Bruce Mohl is the editor of CommonWealth magazine. Bruce came to CommonWealth from the Boston Globe, where he spent nearly 30 years in a wide variety of positions covering business and politics. He covered the Massachusetts State House and served as the Globe’s State House bureau chief in the late 1980s. He also reported for the Globe’s Spotlight Team, winning a Loeb award in 1992 for coverage of conflicts of interest in the state’s pension system. He served as the Globe’s political editor in 1994 and went on to cover consumer issues for the newspaper. At CommonWealth, Bruce helped launch the magazine’s website and has written about a wide range of issues with a special focus on politics, tax policy, energy, and gambling. Bruce is a graduate of Ohio Wesleyan University and the Fletcher School of Law and Diplomacy at Tufts University. He lives in Dorchester.

About Bruce Mohl

Bruce Mohl is the editor of CommonWealth magazine. Bruce came to CommonWealth from the Boston Globe, where he spent nearly 30 years in a wide variety of positions covering business and politics. He covered the Massachusetts State House and served as the Globe’s State House bureau chief in the late 1980s. He also reported for the Globe’s Spotlight Team, winning a Loeb award in 1992 for coverage of conflicts of interest in the state’s pension system. He served as the Globe’s political editor in 1994 and went on to cover consumer issues for the newspaper. At CommonWealth, Bruce helped launch the magazine’s website and has written about a wide range of issues with a special focus on politics, tax policy, energy, and gambling. Bruce is a graduate of Ohio Wesleyan University and the Fletcher School of Law and Diplomacy at Tufts University. He lives in Dorchester.

“In addition to that, as we’re talking about new taxes, we’ll probably be talking about that, whether it’s marijuana, whether it’s Airbnb, or whatever it may be,” DeLeo said. “I know and I think everybody knows that transportation is a key issue if we’re going to continue to grow not only as an economy but grow as Massachusetts.”

DeLeo declined to say whether transportation would receive any dedicated revenues from the other smaller taxes. “I’m not saying that that’s what it’s going to be, that there’s going to be a direct revenue source. But it could be indirectly for some of the transportation needs,” he said.
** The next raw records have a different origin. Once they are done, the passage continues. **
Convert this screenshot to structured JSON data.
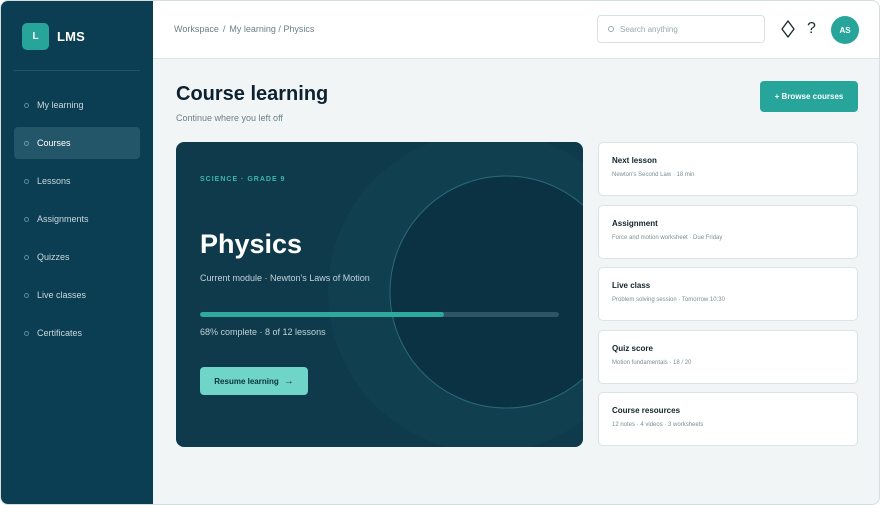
{
  "app": {
    "logo_letter": "L",
    "name": "LMS"
  },
  "sidebar": {
    "items": [
      {
        "label": "My learning"
      },
      {
        "label": "Courses"
      },
      {
        "label": "Lessons"
      },
      {
        "label": "Assignments"
      },
      {
        "label": "Quizzes"
      },
      {
        "label": "Live classes"
      },
      {
        "label": "Certificates"
      }
    ],
    "active": "Courses"
  },
  "topbar": {
    "breadcrumb": [
      "Workspace",
      "My learning / Physics"
    ],
    "search_placeholder": "Search anything",
    "help_symbol": "?",
    "avatar_initials": "AS"
  },
  "main": {
    "title": "Course learning",
    "subtitle": "Continue where you left off",
    "browse_button": "+ Browse courses"
  },
  "course": {
    "eyebrow": "SCIENCE · GRADE 9",
    "title": "Physics",
    "module": "Current module · Newton's Laws of Motion",
    "progress_percent": 68,
    "progress_text": "68% complete · 8 of 12 lessons",
    "resume_button": "Resume learning",
    "resume_arrow": "→"
  },
  "cards": [
    {
      "title": "Next lesson",
      "subtitle": "Newton's Second Law · 18 min"
    },
    {
      "title": "Assignment",
      "subtitle": "Force and motion worksheet · Due Friday"
    },
    {
      "title": "Live class",
      "subtitle": "Problem solving session · Tomorrow 10:30"
    },
    {
      "title": "Quiz score",
      "subtitle": "Motion fundamentals · 18 / 20"
    },
    {
      "title": "Course resources",
      "subtitle": "12 notes · 4 videos · 3 worksheets"
    }
  ],
  "colors": {
    "sidebar": "#0b3e52",
    "accent": "#27a59b",
    "hero": "#0e3a4b",
    "resume_button": "#6ed5c8"
  }
}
In its policy brief, the chamber called for new user fees dedicated to road and public transit and the development of a broad vision for transportation in the region. “Rather than ad-hoc fare and gas tax increases, the state should develop a long-range plan to fund investments in transportation infrastructure,” the brief said.